Denmark (Danish: Danmark, pronounced [ˈtænmɑk] (listen)) is a Nordic country in Northern Europe. It is the most populous and politically central constituent of the Kingdom of Denmark, a constitutionally unitary state that includes the autonomous territories of the Faroe Islands and Greenland in the North Atlantic Ocean. European Denmark is the southernmost of the Scandinavian countries, lying southwest of Sweden, south of Norway, and north of Germany.

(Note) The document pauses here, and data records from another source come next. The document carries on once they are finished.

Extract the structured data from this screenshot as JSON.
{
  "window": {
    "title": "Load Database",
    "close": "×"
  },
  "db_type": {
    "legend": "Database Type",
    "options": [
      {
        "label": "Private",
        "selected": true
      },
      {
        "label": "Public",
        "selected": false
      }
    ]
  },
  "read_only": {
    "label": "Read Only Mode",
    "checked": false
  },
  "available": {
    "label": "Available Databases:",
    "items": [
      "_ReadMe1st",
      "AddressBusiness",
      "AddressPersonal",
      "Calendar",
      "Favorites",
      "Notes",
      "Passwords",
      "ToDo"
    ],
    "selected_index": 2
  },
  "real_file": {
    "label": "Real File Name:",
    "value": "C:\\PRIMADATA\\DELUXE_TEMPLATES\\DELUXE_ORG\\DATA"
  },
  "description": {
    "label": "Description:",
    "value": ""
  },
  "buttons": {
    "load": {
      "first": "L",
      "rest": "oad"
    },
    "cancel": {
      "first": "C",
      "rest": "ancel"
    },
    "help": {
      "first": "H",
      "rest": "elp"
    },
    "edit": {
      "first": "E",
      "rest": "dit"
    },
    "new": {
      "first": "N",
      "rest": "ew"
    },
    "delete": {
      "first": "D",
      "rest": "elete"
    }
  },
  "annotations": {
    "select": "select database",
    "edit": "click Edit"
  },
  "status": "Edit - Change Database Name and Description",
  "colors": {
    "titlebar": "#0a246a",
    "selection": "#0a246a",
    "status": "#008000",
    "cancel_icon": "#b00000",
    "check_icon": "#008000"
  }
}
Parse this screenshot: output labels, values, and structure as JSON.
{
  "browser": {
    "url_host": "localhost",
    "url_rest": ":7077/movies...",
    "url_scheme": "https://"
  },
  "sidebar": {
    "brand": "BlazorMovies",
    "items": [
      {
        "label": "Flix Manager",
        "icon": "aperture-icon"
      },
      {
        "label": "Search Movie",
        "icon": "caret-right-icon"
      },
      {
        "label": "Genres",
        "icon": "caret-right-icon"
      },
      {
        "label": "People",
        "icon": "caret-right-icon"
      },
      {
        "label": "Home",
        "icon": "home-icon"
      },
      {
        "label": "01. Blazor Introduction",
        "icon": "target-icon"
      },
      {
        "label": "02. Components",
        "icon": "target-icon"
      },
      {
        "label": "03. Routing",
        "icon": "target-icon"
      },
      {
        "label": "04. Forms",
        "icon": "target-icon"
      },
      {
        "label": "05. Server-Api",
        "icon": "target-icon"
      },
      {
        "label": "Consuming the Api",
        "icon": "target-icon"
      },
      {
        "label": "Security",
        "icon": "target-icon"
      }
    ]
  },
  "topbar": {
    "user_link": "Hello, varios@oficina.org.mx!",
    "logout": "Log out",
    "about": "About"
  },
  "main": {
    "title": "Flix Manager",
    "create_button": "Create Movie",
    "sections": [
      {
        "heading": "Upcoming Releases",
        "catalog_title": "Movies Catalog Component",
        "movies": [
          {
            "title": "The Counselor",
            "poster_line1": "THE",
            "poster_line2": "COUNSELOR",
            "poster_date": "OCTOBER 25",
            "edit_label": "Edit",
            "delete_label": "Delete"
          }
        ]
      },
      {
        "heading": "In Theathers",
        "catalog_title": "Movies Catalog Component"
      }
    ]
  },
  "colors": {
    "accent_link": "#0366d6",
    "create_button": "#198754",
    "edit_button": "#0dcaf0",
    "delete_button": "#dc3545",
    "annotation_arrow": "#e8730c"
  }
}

Spanning a total area of 42,943 km2 (16,580 sq mi), it consists of the peninsula of Jutland and an archipelago of 443 named islands, of which the largest are Zealand, Funen and the North Jutlandic Island. Denmark’s geography is characterised by flat, arable land, sandy coasts, low elevation, and a temperate climate. As of 2022, it had a population of 5.92 million (1 September 2022), of which 800,000 live in the capital and largest city, Copenhagen. Denmark exercises hegemonic influence in the Danish Realm, devolving powers to handle internal affairs. Home rule was established in the Faroe Islands in 1948 and in Greenland in 1979; the latter obtained further autonomy in 2009.